iMprint 5 is the fifth exhibition in a series of collective shows that was started by artist Jesmond Vassallo in 2013, aiming to enhance awareness of the art of original printmaking, particularly intaglio processes. Open for two weeks only until the 14 October, this edition will feature 71 original intaglio works by 40 Maltese and international artists and will also include a special retrospective section by well-known local artist Carmelo Mangion and Italian artist Edo Janich.
The show is organised by a team of artists comprised of Lino Borg, Justin Falzon and Jesmond Vassallo, under the curatorship of Christian Attard. All keen to raise awareness about printmaking, they explain that the intaglio technique has its own visual grammar that needs to be respected by the artists. The technique is only mastered after long periods of practice, and its peculiarity is that the artist works on a matrix from which a limited series of impressions can be obtained. Each and every print is considered an original work of art.

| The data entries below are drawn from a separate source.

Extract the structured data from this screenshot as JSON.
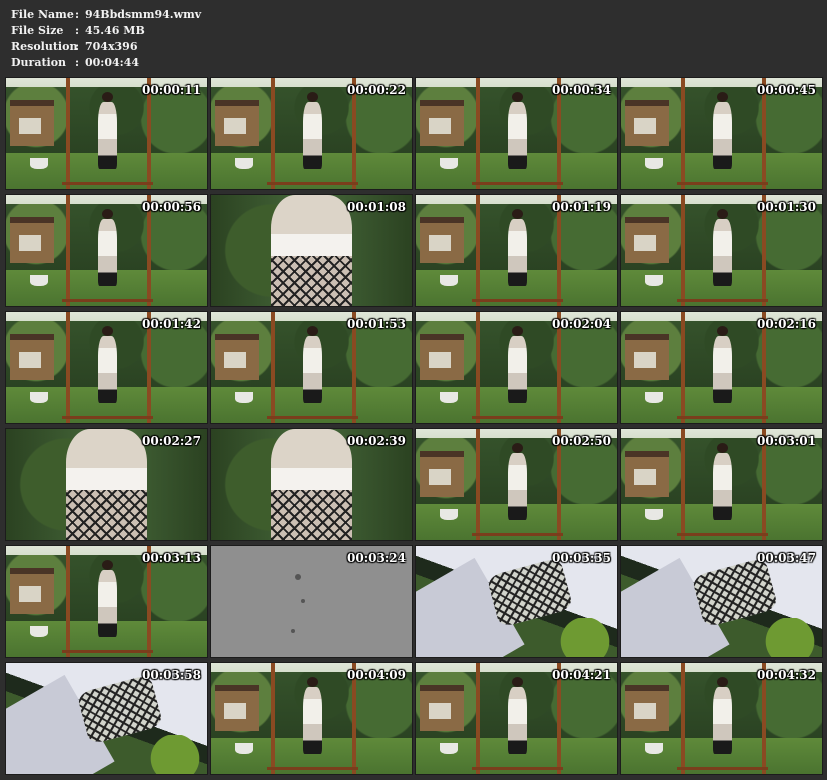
{
  "file_info": [
    {
      "key": "File Name",
      "value": "94Bbdsmm94.wmv"
    },
    {
      "key": "File Size",
      "value": "45.46 MB"
    },
    {
      "key": "Resolution",
      "value": "704x396"
    },
    {
      "key": "Duration",
      "value": "00:04:44"
    }
  ],
  "thumbnails": [
    {
      "timestamp": "00:00:11",
      "scene": "garden"
    },
    {
      "timestamp": "00:00:22",
      "scene": "garden"
    },
    {
      "timestamp": "00:00:34",
      "scene": "garden"
    },
    {
      "timestamp": "00:00:45",
      "scene": "garden"
    },
    {
      "timestamp": "00:00:56",
      "scene": "garden"
    },
    {
      "timestamp": "00:01:08",
      "scene": "closeup"
    },
    {
      "timestamp": "00:01:19",
      "scene": "garden"
    },
    {
      "timestamp": "00:01:30",
      "scene": "garden"
    },
    {
      "timestamp": "00:01:42",
      "scene": "garden"
    },
    {
      "timestamp": "00:01:53",
      "scene": "garden"
    },
    {
      "timestamp": "00:02:04",
      "scene": "garden"
    },
    {
      "timestamp": "00:02:16",
      "scene": "garden"
    },
    {
      "timestamp": "00:02:27",
      "scene": "closeup"
    },
    {
      "timestamp": "00:02:39",
      "scene": "closeup"
    },
    {
      "timestamp": "00:02:50",
      "scene": "garden"
    },
    {
      "timestamp": "00:03:01",
      "scene": "garden"
    },
    {
      "timestamp": "00:03:13",
      "scene": "garden"
    },
    {
      "timestamp": "00:03:24",
      "scene": "grey"
    },
    {
      "timestamp": "00:03:35",
      "scene": "tilt"
    },
    {
      "timestamp": "00:03:47",
      "scene": "tilt"
    },
    {
      "timestamp": "00:03:58",
      "scene": "tilt"
    },
    {
      "timestamp": "00:04:09",
      "scene": "garden"
    },
    {
      "timestamp": "00:04:21",
      "scene": "garden"
    },
    {
      "timestamp": "00:04:32",
      "scene": "garden"
    }
  ]
}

For this 2021 edition, the team chose to highlight artists Mangion and Janich due to their contribution to the medium of intaglio. An important local artist who worked prolifically in this medium, Mangion (1905-1977) was considered Malta’s leading printmaker for a number of decades. He helped to promote the art of printmaking, particularly etching, among his students at the School of Art. Mangion’s selection of works which are currently being displayed at the Art Galleries of Palazzo de La Salle were kindly lent by his family for this exhibition, offering visitors a rare opportunity to catch a glimpse of his numerous works. The well-known Edo Janich, an Italian artist from Friuli (born 1943), is still a practising artist. His etched images – playful, surreal, but incredibly technical – will showcase another facet to the art of intaglio printing.
Explaining the impetus behind the biennial iMprint exhibition, Jesmond Vassallo remarks that “while in most countries in the world intaglio is a respected and recognised visual language, in Malta it is much less known, mainly because it was hardly practised by Maltese artists. In general, people confuse original prints with reproductions.”
The exhibition will include an incredible list of artists like Austin Camilleri, Vince Briffa and Olaug Vethal, as well as Mario Abela, Victor Agius, Lisa Ambrogio, Carmen Aquilina, Lino Borg, Raymond Calleja, Joyce Camilleri, Roderick Camilleri, Pawl Carbonaro, Alfred Caruana Ruggier, John Michael Caruana, Silvana Caruana, Adrienne Cassar, Annabel Cordina, Raymond Darmanin, Kevin Ellul, Justin Falzon, Jason Joe Farrugia, Jonathan Galea, Anna Grima, Eman Grima, Joseph Mark Micallef, Stephania Micallef, Sergio Muscat, Nathalie Pace, Nicole Pace, Tracey Polea, Mike Ross, Richard Saliba, Tony Sciberras, Catherine Sims, Johanna Uski, Jesmond Vassallo, John Vassallo, and Irene Zammit.
“All visitors to the exhibition will experience a cross-section of the status of intaglio printmaking in Malta. Almost all the artists are very active in Malta’s art scene, and, since they were given carte blanche, their eclectic works vary from the realistic to the quirky, from the traditional to the intensely personal,” observes curator Attard.
MSA President Arch. Adrian Mamo is proud to see such a long list of respected artists exhibited under one roof. “The Malta Society of Arts is delighted to be hosting this unmissable fifth edition of iMprint for the next two weeks, and to contribute to raise awareness of this printmaking technique,” he says.
iMprint 5 is on until 14 October 2021 at the Art Galleries of the Malta Society of Arts, Palazzo de La Salle, Valletta. For more information, please visit www.artsmalta.org/events or www.facebook.com/maltasocietyofarts.